|Posted by Jonathan M Davis|
in reply to Sergey
Posted in reply to Sergey
On Wednesday, November 15, 2023 3:26:27 AM MST Sergey via Digitalmars-d- announce wrote:
> On Wednesday, 15 November 2023 at 09:27:53 UTC, Jonathan M Davis
> > On Tuesday, November 14, 2023 12:37:29 PM MST Sergey via
> > Digitalmars-d- announce wrote:
> >> +1 to Steven’s approach
> >> Idk why DLF don’t like KISS approach :(
> > Their focus is on allowing existing dub packages to continue to compile without any effort whatsoever on the part of anyone using them, because the breakage of dub packages over time as the language changes has become a serious issue (that's the main reason that they started looking at doing editions in the first place).
> Maybe I didn't understand the approach.
> like let's assume several editions already in place (and we are
> in 2030) and the project has several dependencies:
> - main code (works with latest version. Latest edition)
> - depmain.1 (work only with edition 2022)
> - depmain.2 (work only with edition 2023)
> |- dep2.1 (work with editions 2023-2027)
> |- dep2.2 (work only with edition 2029)
> So instead of force users to explicitly specify editions in dub.jsons - DLF propose to use just "dub build" (without any changes in code of dependency packages and main project) and somehow each edition should be identified for each package?
As I understand it, the language that we have now (or whatever it is when editions are actually added) will be the default edition, and any code wanting to build with a newer edition will have to specify it in the source code.
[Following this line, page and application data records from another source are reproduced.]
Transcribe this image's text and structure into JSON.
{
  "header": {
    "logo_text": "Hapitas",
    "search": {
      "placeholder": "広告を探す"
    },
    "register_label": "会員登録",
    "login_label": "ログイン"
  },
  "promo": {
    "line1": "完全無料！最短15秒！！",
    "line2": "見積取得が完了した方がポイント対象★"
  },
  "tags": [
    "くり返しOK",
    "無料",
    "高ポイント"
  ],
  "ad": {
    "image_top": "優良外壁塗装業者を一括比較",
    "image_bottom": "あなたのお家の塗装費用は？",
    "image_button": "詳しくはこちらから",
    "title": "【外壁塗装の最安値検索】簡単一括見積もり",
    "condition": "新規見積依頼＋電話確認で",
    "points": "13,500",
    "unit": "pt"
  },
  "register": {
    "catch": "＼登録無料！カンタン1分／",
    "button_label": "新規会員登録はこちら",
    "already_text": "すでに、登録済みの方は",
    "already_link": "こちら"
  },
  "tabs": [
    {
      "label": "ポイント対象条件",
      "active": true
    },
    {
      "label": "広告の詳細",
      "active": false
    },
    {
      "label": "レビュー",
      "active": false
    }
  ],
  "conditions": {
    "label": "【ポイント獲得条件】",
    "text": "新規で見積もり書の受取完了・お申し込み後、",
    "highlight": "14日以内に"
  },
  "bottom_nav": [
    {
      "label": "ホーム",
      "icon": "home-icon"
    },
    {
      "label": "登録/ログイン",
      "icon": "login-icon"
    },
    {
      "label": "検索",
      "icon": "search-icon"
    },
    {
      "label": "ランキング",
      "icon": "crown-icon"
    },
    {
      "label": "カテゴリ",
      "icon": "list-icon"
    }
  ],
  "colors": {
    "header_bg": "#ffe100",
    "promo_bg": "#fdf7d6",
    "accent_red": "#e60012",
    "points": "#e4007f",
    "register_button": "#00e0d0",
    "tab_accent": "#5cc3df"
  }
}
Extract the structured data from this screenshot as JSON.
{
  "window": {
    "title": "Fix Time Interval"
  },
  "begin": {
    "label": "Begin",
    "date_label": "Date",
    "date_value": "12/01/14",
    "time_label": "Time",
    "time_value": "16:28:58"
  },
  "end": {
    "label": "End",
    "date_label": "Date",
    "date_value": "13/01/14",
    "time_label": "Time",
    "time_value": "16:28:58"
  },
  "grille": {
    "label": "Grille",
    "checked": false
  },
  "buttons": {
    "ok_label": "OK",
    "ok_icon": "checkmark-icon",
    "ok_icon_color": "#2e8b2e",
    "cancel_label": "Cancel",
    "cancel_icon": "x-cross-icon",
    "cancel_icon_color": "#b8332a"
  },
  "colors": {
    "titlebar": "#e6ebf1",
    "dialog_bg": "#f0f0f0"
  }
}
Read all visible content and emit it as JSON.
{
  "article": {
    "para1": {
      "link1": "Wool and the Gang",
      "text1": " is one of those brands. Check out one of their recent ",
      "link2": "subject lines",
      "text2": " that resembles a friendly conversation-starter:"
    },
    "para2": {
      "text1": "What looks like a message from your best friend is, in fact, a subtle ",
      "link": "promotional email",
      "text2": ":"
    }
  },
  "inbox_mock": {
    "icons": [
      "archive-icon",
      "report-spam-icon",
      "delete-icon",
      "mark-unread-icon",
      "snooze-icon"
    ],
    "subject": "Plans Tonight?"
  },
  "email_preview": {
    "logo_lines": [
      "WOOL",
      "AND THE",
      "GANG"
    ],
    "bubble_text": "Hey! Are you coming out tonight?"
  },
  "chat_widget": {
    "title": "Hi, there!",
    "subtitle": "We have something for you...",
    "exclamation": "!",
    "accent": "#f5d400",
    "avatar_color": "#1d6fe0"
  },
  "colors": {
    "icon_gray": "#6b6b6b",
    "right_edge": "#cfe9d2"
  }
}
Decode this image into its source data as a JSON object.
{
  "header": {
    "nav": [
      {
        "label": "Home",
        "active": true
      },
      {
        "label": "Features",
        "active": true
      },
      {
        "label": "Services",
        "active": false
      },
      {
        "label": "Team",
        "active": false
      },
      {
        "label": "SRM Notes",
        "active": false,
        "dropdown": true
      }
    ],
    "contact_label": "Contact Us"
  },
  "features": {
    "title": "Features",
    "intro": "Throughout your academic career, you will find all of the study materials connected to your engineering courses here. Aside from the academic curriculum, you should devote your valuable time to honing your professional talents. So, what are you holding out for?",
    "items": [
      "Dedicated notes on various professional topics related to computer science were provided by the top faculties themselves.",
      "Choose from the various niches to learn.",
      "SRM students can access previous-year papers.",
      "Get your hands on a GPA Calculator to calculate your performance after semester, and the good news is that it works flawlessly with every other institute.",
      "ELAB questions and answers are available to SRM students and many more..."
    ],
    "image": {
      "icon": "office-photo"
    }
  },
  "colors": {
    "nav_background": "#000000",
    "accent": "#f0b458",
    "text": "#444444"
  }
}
So, existing code will continue to compile how it does now theoretically forever, and new code that gets written and wants to use a newer edition will then specify the edition that it wants to use in each module, so it will continue to compile with that edition forever. Code can of course be updated to use a newer edition, but the edition that it uses will never change unless the code is changed, so it will theoretically all continue to compile the same way that it always has. It does come with the downside of having to slap an attribute on your code to use the latest version of the language, but it means that code will continue to compile the same way that it always has with no effort regardless of what is done with future editions.
In contrast, if the default edition is the latest, then code will potentially break as new editions are released, forcing code to be changed over time in order to continue to compile (even if it's just adding an edition attribute to it to force the old behavior), and as we've seen with deprecations, plenty of folks don't want to bother updating their code until they have to (and that's assuming that the code is even still maintained, which can be a real problem with dependencies). The problem could be mitigated by doing stuff with dub (be it by specifying the edition that you want to build a dependency with or by having dub figure it out based on when the code was last updated), but we would have to put in extra work of some kind to then make old code compile again instead of having it just compile forever the same way that it always has.
Both approaches have pros and cons. The approach that they currently seem to want to go with is aimed at keeping code compiling with no effort, which should keep dub packages working long term, whereas right now, we have issues with them breaking over time depending on how well they're maintained. And since it's issues with that that are the primary motivators behind editions in the first place (e.g. some of the companies using D depend on packages - potentially many packages - from code.dlang.org, and it's definitely becoming a problem when some of them aren't kept up-to-date with the latest language changes). So, it's not terribly surprising that that's what Walter and Atila would favor.
Of course, that does make writing new code more annoying, which is part of why there are objections to it. It also makes it much more likely that a lot of code will just be written for the old version of the language instead of the latest, which could cause issues. So, it's hard to say which approach is better.
And of course, regardless of how we deal with specifying editions and which the default is, we still have the question of whether they're actually going to manage to make it sane to mix editions (which you'll inevitably do when a dependency uses a different edition), since features like type introspection (which D code typically uses quite heavily) are likely to make it pretty hard to actually implement. So, we'll have to see what they actually manage to come up with.
- Jonathan M Davis